RECORD EXTRACTS below:
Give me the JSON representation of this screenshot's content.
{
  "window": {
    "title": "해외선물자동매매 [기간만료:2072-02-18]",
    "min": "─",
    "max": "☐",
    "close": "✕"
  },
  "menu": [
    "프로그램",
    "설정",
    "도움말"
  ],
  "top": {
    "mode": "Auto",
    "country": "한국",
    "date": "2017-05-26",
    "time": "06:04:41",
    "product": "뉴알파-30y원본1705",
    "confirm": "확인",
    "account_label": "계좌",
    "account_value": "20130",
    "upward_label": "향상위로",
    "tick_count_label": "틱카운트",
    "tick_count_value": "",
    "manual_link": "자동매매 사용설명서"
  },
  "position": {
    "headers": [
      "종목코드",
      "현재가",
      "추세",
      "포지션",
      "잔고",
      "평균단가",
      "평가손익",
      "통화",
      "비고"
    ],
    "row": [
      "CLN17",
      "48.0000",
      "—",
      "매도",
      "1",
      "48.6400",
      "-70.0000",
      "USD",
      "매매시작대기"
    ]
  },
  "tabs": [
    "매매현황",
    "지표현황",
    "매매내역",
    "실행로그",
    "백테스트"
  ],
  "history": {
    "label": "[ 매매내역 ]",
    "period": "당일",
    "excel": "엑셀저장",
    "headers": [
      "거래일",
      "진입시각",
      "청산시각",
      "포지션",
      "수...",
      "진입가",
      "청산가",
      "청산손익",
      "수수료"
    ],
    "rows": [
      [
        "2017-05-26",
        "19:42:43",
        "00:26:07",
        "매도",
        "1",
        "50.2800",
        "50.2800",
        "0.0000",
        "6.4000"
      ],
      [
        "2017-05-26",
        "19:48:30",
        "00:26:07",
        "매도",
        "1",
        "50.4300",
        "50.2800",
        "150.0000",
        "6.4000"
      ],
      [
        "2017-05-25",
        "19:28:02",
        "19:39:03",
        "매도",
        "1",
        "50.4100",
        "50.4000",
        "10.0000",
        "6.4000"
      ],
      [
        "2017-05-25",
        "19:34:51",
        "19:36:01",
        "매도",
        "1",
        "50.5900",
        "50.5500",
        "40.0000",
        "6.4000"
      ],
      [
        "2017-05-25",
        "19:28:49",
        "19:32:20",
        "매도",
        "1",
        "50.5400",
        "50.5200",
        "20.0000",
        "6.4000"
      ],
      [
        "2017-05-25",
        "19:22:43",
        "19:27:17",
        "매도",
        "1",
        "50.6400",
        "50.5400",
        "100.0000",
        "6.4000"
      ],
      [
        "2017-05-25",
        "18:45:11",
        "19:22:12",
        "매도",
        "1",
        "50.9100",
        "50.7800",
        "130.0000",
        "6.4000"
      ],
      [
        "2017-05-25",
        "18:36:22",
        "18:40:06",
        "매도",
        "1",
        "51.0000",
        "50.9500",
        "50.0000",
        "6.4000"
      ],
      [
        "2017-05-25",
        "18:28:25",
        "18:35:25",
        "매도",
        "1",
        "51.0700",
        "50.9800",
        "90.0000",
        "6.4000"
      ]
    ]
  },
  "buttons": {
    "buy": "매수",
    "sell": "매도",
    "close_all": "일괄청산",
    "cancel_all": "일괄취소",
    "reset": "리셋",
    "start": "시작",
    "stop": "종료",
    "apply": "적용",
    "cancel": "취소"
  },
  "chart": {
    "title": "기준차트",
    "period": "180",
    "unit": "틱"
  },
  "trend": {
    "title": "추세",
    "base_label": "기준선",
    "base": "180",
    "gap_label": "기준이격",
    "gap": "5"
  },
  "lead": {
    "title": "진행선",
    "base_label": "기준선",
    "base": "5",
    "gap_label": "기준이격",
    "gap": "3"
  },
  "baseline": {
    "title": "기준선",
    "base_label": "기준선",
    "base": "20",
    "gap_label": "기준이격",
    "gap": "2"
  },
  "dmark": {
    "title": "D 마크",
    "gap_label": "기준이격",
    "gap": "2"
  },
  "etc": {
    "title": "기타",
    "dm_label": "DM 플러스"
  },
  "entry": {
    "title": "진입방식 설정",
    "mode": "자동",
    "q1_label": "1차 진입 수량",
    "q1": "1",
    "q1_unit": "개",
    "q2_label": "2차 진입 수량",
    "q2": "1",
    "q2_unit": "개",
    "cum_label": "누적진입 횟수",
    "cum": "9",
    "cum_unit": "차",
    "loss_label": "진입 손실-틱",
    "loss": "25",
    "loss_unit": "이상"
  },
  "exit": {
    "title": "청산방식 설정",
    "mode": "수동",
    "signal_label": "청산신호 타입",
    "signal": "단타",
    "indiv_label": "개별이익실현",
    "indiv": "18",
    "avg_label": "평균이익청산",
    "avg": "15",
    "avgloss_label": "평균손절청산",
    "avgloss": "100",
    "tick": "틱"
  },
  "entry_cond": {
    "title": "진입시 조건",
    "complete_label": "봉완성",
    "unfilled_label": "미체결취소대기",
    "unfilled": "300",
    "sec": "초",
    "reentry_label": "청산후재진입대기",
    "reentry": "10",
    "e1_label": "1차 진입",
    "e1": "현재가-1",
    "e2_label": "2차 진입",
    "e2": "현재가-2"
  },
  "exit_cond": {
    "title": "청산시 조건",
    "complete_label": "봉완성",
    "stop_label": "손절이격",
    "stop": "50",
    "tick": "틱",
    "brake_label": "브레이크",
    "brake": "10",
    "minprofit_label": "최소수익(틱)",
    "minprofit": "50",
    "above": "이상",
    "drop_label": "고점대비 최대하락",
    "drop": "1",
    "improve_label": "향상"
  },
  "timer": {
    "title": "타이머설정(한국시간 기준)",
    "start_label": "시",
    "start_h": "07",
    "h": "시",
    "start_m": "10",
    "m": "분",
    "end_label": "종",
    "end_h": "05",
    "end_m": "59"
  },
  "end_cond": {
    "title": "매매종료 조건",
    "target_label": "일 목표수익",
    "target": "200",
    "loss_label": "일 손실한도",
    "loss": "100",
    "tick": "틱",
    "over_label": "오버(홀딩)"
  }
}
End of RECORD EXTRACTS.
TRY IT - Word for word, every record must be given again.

RESULT FOR THIS EXERCISE -
Give me the JSON representation of this screenshot's content.
{
  "window": {
    "title": "해외선물자동매매 [기간만료:2072-02-18]",
    "min": "─",
    "max": "☐",
    "close": "✕"
  },
  "menu": [
    "프로그램",
    "설정",
    "도움말"
  ],
  "top": {
    "mode": "Auto",
    "country": "한국",
    "date": "2017-05-26",
    "time": "06:04:41",
    "product": "뉴알파-30y원본1705",
    "confirm": "확인",
    "account_label": "계좌",
    "account_value": "20130",
    "upward_label": "향상위로",
    "tick_count_label": "틱카운트",
    "tick_count_value": "",
    "manual_link": "자동매매 사용설명서"
  },
  "position": {
    "headers": [
      "종목코드",
      "현재가",
      "추세",
      "포지션",
      "잔고",
      "평균단가",
      "평가손익",
      "통화",
      "비고"
    ],
    "row": [
      "CLN17",
      "48.0000",
      "—",
      "매도",
      "1",
      "48.6400",
      "-70.0000",
      "USD",
      "매매시작대기"
    ]
  },
  "tabs": [
    "매매현황",
    "지표현황",
    "매매내역",
    "실행로그",
    "백테스트"
  ],
  "history": {
    "label": "[ 매매내역 ]",
    "period": "당일",
    "excel": "엑셀저장",
    "headers": [
      "거래일",
      "진입시각",
      "청산시각",
      "포지션",
      "수...",
      "진입가",
      "청산가",
      "청산손익",
      "수수료"
    ],
    "rows": [
      [
        "2017-05-26",
        "19:42:43",
        "00:26:07",
        "매도",
        "1",
        "50.2800",
        "50.2800",
        "0.0000",
        "6.4000"
      ],
      [
        "2017-05-26",
        "19:48:30",
        "00:26:07",
        "매도",
        "1",
        "50.4300",
        "50.2800",
        "150.0000",
        "6.4000"
      ],
      [
        "2017-05-25",
        "19:28:02",
        "19:39:03",
        "매도",
        "1",
        "50.4100",
        "50.4000",
        "10.0000",
        "6.4000"
      ],
      [
        "2017-05-25",
        "19:34:51",
        "19:36:01",
        "매도",
        "1",
        "50.5900",
        "50.5500",
        "40.0000",
        "6.4000"
      ],
      [
        "2017-05-25",
        "19:28:49",
        "19:32:20",
        "매도",
        "1",
        "50.5400",
        "50.5200",
        "20.0000",
        "6.4000"
      ],
      [
        "2017-05-25",
        "19:22:43",
        "19:27:17",
        "매도",
        "1",
        "50.6400",
        "50.5400",
        "100.0000",
        "6.4000"
      ],
      [
        "2017-05-25",
        "18:45:11",
        "19:22:12",
        "매도",
        "1",
        "50.9100",
        "50.7800",
        "130.0000",
        "6.4000"
      ],
      [
        "2017-05-25",
        "18:36:22",
        "18:40:06",
        "매도",
        "1",
        "51.0000",
        "50.9500",
        "50.0000",
        "6.4000"
      ],
      [
        "2017-05-25",
        "18:28:25",
        "18:35:25",
        "매도",
        "1",
        "51.0700",
        "50.9800",
        "90.0000",
        "6.4000"
      ]
    ]
  },
  "buttons": {
    "buy": "매수",
    "sell": "매도",
    "close_all": "일괄청산",
    "cancel_all": "일괄취소",
    "reset": "리셋",
    "start": "시작",
    "stop": "종료",
    "apply": "적용",
    "cancel": "취소"
  },
  "chart": {
    "title": "기준차트",
    "period": "180",
    "unit": "틱"
  },
  "trend": {
    "title": "추세",
    "base_label": "기준선",
    "base": "180",
    "gap_label": "기준이격",
    "gap": "5"
  },
  "lead": {
    "title": "진행선",
    "base_label": "기준선",
    "base": "5",
    "gap_label": "기준이격",
    "gap": "3"
  },
  "baseline": {
    "title": "기준선",
    "base_label": "기준선",
    "base": "20",
    "gap_label": "기준이격",
    "gap": "2"
  },
  "dmark": {
    "title": "D 마크",
    "gap_label": "기준이격",
    "gap": "2"
  },
  "etc": {
    "title": "기타",
    "dm_label": "DM 플러스"
  },
  "entry": {
    "title": "진입방식 설정",
    "mode": "자동",
    "q1_label": "1차 진입 수량",
    "q1": "1",
    "q1_unit": "개",
    "q2_label": "2차 진입 수량",
    "q2": "1",
    "q2_unit": "개",
    "cum_label": "누적진입 횟수",
    "cum": "9",
    "cum_unit": "차",
    "loss_label": "진입 손실-틱",
    "loss": "25",
    "loss_unit": "이상"
  },
  "exit": {
    "title": "청산방식 설정",
    "mode": "수동",
    "signal_label": "청산신호 타입",
    "signal": "단타",
    "indiv_label": "개별이익실현",
    "indiv": "18",
    "avg_label": "평균이익청산",
    "avg": "15",
    "avgloss_label": "평균손절청산",
    "avgloss": "100",
    "tick": "틱"
  },
  "entry_cond": {
    "title": "진입시 조건",
    "complete_label": "봉완성",
    "unfilled_label": "미체결취소대기",
    "unfilled": "300",
    "sec": "초",
    "reentry_label": "청산후재진입대기",
    "reentry": "10",
    "e1_label": "1차 진입",
    "e1": "현재가-1",
    "e2_label": "2차 진입",
    "e2": "현재가-2"
  },
  "exit_cond": {
    "title": "청산시 조건",
    "complete_label": "봉완성",
    "stop_label": "손절이격",
    "stop": "50",
    "tick": "틱",
    "brake_label": "브레이크",
    "brake": "10",
    "minprofit_label": "최소수익(틱)",
    "minprofit": "50",
    "above": "이상",
    "drop_label": "고점대비 최대하락",
    "drop": "1",
    "improve_label": "향상"
  },
  "timer": {
    "title": "타이머설정(한국시간 기준)",
    "start_label": "시",
    "start_h": "07",
    "h": "시",
    "start_m": "10",
    "m": "분",
    "end_label": "종",
    "end_h": "05",
    "end_m": "59"
  },
  "end_cond": {
    "title": "매매종료 조건",
    "target_label": "일 목표수익",
    "target": "200",
    "loss_label": "일 손실한도",
    "loss": "100",
    "tick": "틱",
    "over_label": "오버(홀딩)"
  }
}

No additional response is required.